Even if I had been willing to give him the benefit of the doubt up until this point, this is unconscionable. It actually makes me so angry that I shake a little every time I read it. Calling someone a “psychopath who does not understand human empathy” because you don’t like the main character of their story, someone you have never met or read a personal statement by, is just fucking mean. Fiction is filled with problematic protagonists and messy main characters who aren’t just the writer putting themself on the page, even when they’re written as sympathetic. He is blind to the fact that whether you like or hate Risa, Nakahara is writing about a flawed person who makes a lot of mistakes. Even if Risa sucked as much as he said she did, would the simpler explanation not be that Nakahara just isn’t a very good writer? The fact that his assumptions are reminiscent of the misogynistic stereotype of the “cool girl” says more than I ever could.

 I can get not liking Lovely Complex. It’s often frustrating, as Risa and Otani move around in circles for two years, only to get together and immediately have more rivals appear out of the ether. But still, when Blaber brags about “shaving off the rough edges” of Lovely Complex, I can’t help but feel that the rough edges are what makes it special. They’re what make Risa feel human, and the romance feel real, as opposed to the sterile, didactic “Actual Good Romance” that he arrogantly claims “nobody else on earth seems to know how to write.” To cast an unconventional heroine, created for weirdo girls to relate to, as an abuser just for being irrational and making mistakes, is misogyny, plain and simple.

We Need Your Help!

We’re dedicated to paying our contributors and staff members fairly for their work—but we can’t do it alone.

You can become a patron for as little as $1 a month, and every single penny goes to the people and services that keep Anime Feminist running. Please help us pay more people to make great content!

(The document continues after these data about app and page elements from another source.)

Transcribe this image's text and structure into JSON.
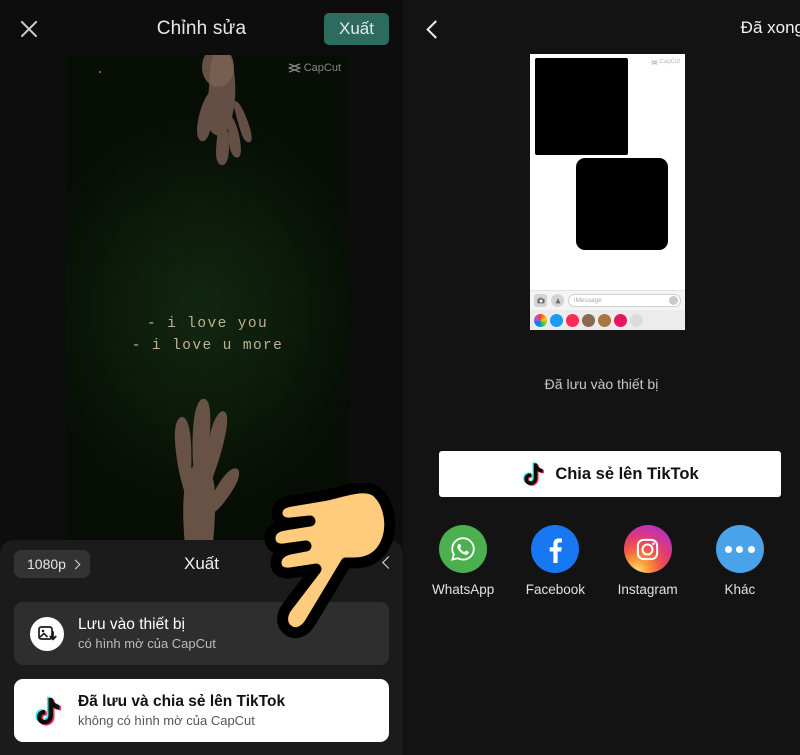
{
  "left_panel": {
    "topbar": {
      "close_icon": "close-icon",
      "title": "Chỉnh sửa",
      "export_label": "Xuất"
    },
    "video": {
      "watermark": "CapCut",
      "subtitle_line1": "- i love you",
      "subtitle_line2": "- i love u more"
    },
    "sheet": {
      "resolution_label": "1080p",
      "title": "Xuất",
      "options": [
        {
          "icon": "save-to-device-icon",
          "title": "Lưu vào thiết bị",
          "subtitle": "có hình mờ của CapCut"
        },
        {
          "icon": "tiktok-icon",
          "title": "Đã lưu và chia sẻ lên TikTok",
          "subtitle": "không có hình mờ của CapCut"
        }
      ]
    }
  },
  "right_panel": {
    "topbar": {
      "back_icon": "chevron-left-icon",
      "done_label": "Đã xong"
    },
    "preview": {
      "watermark": "CapCut",
      "imessage_placeholder": "iMessage"
    },
    "saved_text": "Đã lưu vào thiết bị",
    "share_button": {
      "icon": "tiktok-icon",
      "label": "Chia sẻ lên TikTok"
    },
    "social_targets": [
      {
        "icon": "whatsapp-icon",
        "label": "WhatsApp"
      },
      {
        "icon": "facebook-icon",
        "label": "Facebook"
      },
      {
        "icon": "instagram-icon",
        "label": "Instagram"
      },
      {
        "icon": "more-icon",
        "label": "Khác"
      }
    ]
  },
  "cursors": [
    {
      "name": "pointing-hand-cursor-left"
    },
    {
      "name": "pointing-hand-cursor-right"
    }
  ],
  "colors": {
    "export_green": "#2f6a5e",
    "sheet_bg": "#1b1b1b",
    "card_dark": "#2e2e2e",
    "whatsapp": "#4caf50",
    "facebook": "#1877f2",
    "more_blue": "#4aa3e8",
    "tiktok_cyan": "#25f4ee",
    "tiktok_pink": "#fe2c55"
  }
}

Comments are open! Please read our comments policy before joining the conversation and contact us if you have any problems.

%d bloggers like this: